Aretha Franklin, the multi-Grammy Award-winning singer who is the undisputed "Queen of Soul" died Thursday at age 76.
Publicist Gwendolyn Quinn told The Associated Press through a family statement that Franklin passed Thursday at 9:50 a.m. at her home in Detroit. The statement said "Franklin's official cause of death was due to advance pancreatic cancer of the neuroendocrine type, which was confirmed by Franklin's oncologist, Dr. Philip Phillips of Karmanos Cancer Institute" in Detroit.
The family added: "In one of the darkest moments of our lives, we are not able to find the appropriate words to express the pain in our heart. We have lost the matriarch and rock of our family. The love she had for her children, grandchildren, nieces, nephews, and cousins knew no bounds."
The statement continued:

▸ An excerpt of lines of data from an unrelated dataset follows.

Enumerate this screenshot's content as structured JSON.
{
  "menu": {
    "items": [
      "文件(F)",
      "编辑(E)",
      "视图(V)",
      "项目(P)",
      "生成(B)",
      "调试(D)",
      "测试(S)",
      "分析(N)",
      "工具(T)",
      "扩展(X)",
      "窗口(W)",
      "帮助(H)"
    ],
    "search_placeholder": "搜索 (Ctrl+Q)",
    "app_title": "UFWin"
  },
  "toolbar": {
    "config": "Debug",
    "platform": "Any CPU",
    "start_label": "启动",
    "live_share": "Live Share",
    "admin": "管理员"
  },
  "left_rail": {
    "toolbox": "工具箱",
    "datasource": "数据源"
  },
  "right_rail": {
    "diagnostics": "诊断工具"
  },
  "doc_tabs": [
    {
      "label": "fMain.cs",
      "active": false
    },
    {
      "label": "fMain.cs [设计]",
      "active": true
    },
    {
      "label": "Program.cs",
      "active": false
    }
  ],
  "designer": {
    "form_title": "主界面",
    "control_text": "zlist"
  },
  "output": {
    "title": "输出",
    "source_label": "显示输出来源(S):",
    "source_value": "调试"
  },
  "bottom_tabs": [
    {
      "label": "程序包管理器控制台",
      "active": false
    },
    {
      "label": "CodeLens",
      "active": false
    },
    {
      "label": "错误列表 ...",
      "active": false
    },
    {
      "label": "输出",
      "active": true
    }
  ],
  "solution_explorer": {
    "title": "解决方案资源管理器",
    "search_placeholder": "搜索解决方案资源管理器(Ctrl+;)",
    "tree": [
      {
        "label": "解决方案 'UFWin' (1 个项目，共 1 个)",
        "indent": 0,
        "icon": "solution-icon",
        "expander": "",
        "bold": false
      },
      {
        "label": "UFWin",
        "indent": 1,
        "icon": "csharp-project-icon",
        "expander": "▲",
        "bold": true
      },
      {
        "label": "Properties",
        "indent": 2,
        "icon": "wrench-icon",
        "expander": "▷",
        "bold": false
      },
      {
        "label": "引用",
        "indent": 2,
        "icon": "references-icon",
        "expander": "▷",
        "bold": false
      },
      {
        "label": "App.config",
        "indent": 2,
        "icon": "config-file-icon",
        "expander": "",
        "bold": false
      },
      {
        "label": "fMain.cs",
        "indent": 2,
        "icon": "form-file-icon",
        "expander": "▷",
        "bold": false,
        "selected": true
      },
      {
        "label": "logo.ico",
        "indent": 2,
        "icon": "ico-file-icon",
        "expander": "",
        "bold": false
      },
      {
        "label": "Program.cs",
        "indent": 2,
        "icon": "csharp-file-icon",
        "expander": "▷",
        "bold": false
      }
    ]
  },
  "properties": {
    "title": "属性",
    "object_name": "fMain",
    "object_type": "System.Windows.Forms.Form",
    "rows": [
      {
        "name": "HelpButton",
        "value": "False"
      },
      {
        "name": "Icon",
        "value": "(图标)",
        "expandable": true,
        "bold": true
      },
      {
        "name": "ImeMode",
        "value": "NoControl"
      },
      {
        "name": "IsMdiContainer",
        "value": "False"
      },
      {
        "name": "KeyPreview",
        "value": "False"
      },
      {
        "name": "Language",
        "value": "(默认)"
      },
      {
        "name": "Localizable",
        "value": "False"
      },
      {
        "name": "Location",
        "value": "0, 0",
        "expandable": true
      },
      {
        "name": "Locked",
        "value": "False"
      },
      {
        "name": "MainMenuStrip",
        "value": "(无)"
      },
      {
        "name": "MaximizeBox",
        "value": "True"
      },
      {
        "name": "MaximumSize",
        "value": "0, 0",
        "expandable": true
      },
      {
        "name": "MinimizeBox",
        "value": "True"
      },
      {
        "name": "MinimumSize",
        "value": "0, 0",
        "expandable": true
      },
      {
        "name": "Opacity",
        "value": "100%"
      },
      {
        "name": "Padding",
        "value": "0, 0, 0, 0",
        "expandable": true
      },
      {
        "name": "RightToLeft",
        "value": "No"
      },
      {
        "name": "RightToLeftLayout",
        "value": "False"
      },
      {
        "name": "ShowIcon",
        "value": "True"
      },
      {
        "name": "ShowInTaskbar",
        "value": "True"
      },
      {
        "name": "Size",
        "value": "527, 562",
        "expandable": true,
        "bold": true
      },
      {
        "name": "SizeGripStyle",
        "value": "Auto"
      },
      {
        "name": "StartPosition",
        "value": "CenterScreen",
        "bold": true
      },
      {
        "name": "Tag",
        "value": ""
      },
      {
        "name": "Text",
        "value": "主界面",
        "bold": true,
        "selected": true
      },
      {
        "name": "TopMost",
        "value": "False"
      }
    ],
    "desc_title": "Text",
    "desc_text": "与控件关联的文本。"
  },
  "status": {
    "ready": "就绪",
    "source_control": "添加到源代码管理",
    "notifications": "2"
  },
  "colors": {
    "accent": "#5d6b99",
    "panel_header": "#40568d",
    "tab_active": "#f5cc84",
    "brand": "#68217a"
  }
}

"We have been deeply touched by the incredible outpouring of love and support we have received from close friends, supporters and fans all around the world. Thank you for your compassion and prayers. We have felt your love for Aretha and it brings us comfort to know that her legacy will live on. As we grieve, we ask that you respect our privacy during this difficult time."

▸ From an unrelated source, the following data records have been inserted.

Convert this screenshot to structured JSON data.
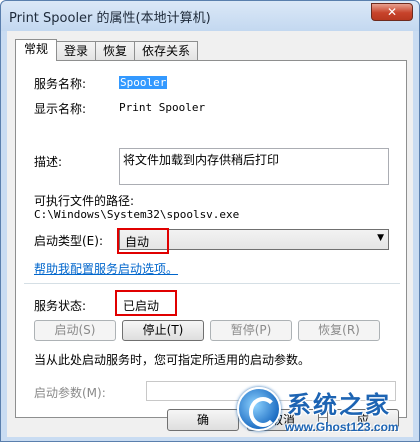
{
  "window": {
    "title": "Print Spooler 的属性(本地计算机)",
    "close_glyph": "✕"
  },
  "tabs": [
    {
      "label": "常规",
      "active": true
    },
    {
      "label": "登录",
      "active": false
    },
    {
      "label": "恢复",
      "active": false
    },
    {
      "label": "依存关系",
      "active": false
    }
  ],
  "general": {
    "service_name_label": "服务名称:",
    "service_name_value": "Spooler",
    "display_name_label": "显示名称:",
    "display_name_value": "Print Spooler",
    "description_label": "描述:",
    "description_value": "将文件加载到内存供稍后打印",
    "exe_path_label": "可执行文件的路径:",
    "exe_path_value": "C:\\Windows\\System32\\spoolsv.exe",
    "startup_type_label": "启动类型(E):",
    "startup_type_value": "自动",
    "help_link": "帮助我配置服务启动选项。",
    "status_label": "服务状态:",
    "status_value": "已启动",
    "buttons": {
      "start": "启动(S)",
      "stop": "停止(T)",
      "pause": "暂停(P)",
      "resume": "恢复(R)"
    },
    "hint": "当从此处启动服务时，您可指定所适用的启动参数。",
    "start_params_label": "启动参数(M):",
    "start_params_value": ""
  },
  "footer": {
    "ok_label": "确",
    "cancel_label": "取消",
    "apply_label": "应"
  },
  "watermark": {
    "title": "系统之家",
    "url": "www.Ghost123.com"
  }
}
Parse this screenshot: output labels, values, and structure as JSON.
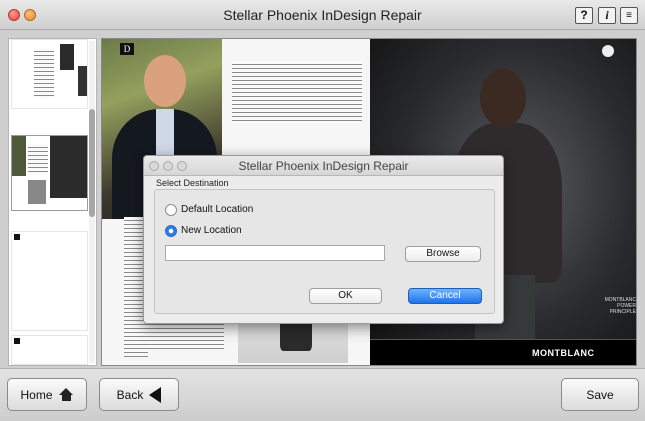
{
  "window": {
    "title": "Stellar Phoenix InDesign Repair",
    "help_label": "?",
    "info_label": "i",
    "list_label": "≡"
  },
  "preview": {
    "left_page_badge": "D",
    "right_page_brand_line1": "MONTBLANC",
    "right_page_brand_line2": "POWER PRINCIPLE",
    "right_page_logo": "MONTBLANC"
  },
  "dialog": {
    "title": "Stellar Phoenix InDesign Repair",
    "group_label": "Select Destination",
    "options": [
      {
        "label": "Default Location",
        "selected": false
      },
      {
        "label": "New Location",
        "selected": true
      }
    ],
    "path_value": "",
    "browse_label": "Browse",
    "ok_label": "OK",
    "cancel_label": "Cancel",
    "accent_color": "#1e74e8"
  },
  "bottom": {
    "home_label": "Home",
    "back_label": "Back",
    "save_label": "Save"
  }
}
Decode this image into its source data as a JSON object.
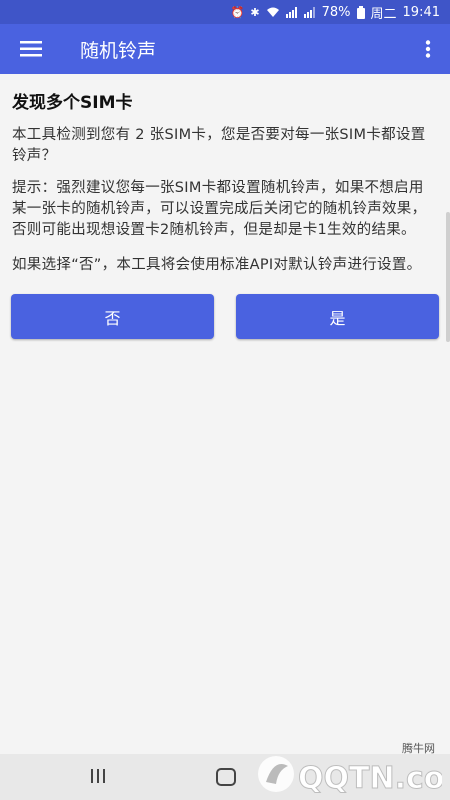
{
  "statusbar": {
    "battery": "78%",
    "day": "周二",
    "time": "19:41"
  },
  "appbar": {
    "title": "随机铃声"
  },
  "dialog": {
    "heading": "发现多个SIM卡",
    "para1": "本工具检测到您有 2 张SIM卡，您是否要对每一张SIM卡都设置铃声？",
    "para2": "提示：强烈建议您每一张SIM卡都设置随机铃声，如果不想启用某一张卡的随机铃声，可以设置完成后关闭它的随机铃声效果，否则可能出现想设置卡2随机铃声，但是却是卡1生效的结果。",
    "para3": "如果选择“否”，本工具将会使用标准API对默认铃声进行设置。",
    "no_label": "否",
    "yes_label": "是"
  },
  "watermark": {
    "small_text": "腾牛网",
    "logo_text": "QQTN.com"
  },
  "colors": {
    "appbar": "#4a62e0",
    "statusbar": "#3f55c8",
    "button": "#4a62e0"
  }
}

Funeral arrangements will be announced in the coming days.
Franklin was born in Memphis, Tenn., on March 25, 1942.
Franklin's classic hits include “(You Make Me Feel Like) A Natural Woman,” “Chain Of Fools,” “Think,” and “Respect." Her popularity stayed strong with “Freeway Of Love,” and the George Michael duet “I Knew You Were Waiting (For Me)."

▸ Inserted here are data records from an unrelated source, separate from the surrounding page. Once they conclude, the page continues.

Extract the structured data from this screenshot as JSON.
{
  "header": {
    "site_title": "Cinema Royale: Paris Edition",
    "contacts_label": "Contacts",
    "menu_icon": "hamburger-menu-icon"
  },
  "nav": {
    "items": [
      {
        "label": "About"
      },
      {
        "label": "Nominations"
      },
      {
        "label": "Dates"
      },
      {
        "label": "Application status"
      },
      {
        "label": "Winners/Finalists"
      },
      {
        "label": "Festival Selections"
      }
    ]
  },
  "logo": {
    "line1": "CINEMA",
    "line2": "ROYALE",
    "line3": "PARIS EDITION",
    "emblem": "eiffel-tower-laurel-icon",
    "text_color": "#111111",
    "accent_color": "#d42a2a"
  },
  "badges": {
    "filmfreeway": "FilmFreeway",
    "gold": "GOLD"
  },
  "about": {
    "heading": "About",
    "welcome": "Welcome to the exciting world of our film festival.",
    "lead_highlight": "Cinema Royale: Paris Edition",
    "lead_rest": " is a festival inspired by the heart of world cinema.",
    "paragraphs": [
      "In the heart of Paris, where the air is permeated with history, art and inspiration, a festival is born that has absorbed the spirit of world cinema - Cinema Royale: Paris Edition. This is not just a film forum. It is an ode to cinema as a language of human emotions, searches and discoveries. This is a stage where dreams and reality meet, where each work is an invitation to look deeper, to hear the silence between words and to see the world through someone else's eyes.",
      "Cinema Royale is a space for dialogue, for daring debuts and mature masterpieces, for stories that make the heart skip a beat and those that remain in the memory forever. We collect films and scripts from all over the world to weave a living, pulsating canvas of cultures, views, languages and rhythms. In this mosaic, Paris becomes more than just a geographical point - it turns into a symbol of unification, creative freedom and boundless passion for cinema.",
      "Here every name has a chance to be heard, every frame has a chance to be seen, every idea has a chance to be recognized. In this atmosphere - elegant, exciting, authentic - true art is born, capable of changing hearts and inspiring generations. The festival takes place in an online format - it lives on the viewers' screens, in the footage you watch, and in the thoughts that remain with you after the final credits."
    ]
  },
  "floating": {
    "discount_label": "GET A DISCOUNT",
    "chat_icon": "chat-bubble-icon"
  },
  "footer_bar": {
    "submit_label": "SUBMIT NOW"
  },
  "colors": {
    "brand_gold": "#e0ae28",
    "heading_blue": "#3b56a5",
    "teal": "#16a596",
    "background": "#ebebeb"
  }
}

She won 18 Grammy awards including a lifetime achievement award. Five of her songs are in the Grammy Hall of Fame. She also was the first woman inducted into the Rock & Roll Hall of Fame.
When Rolling Stone Magazine listed its 100 greatest singers of all time in 2010, they put her No. 1.
"Aretha has everything — the power, the technique," Rolling Stone wrote. "She is honest with everything she says. Everything she's thinking or dealing with is all in the music, from 'Chain of Fools' to 'Respect' to her live performances."
She was also awarded the Presidential Medal of Freedom -- America's highest civilian honor -- in 2005 by President George W. Bush.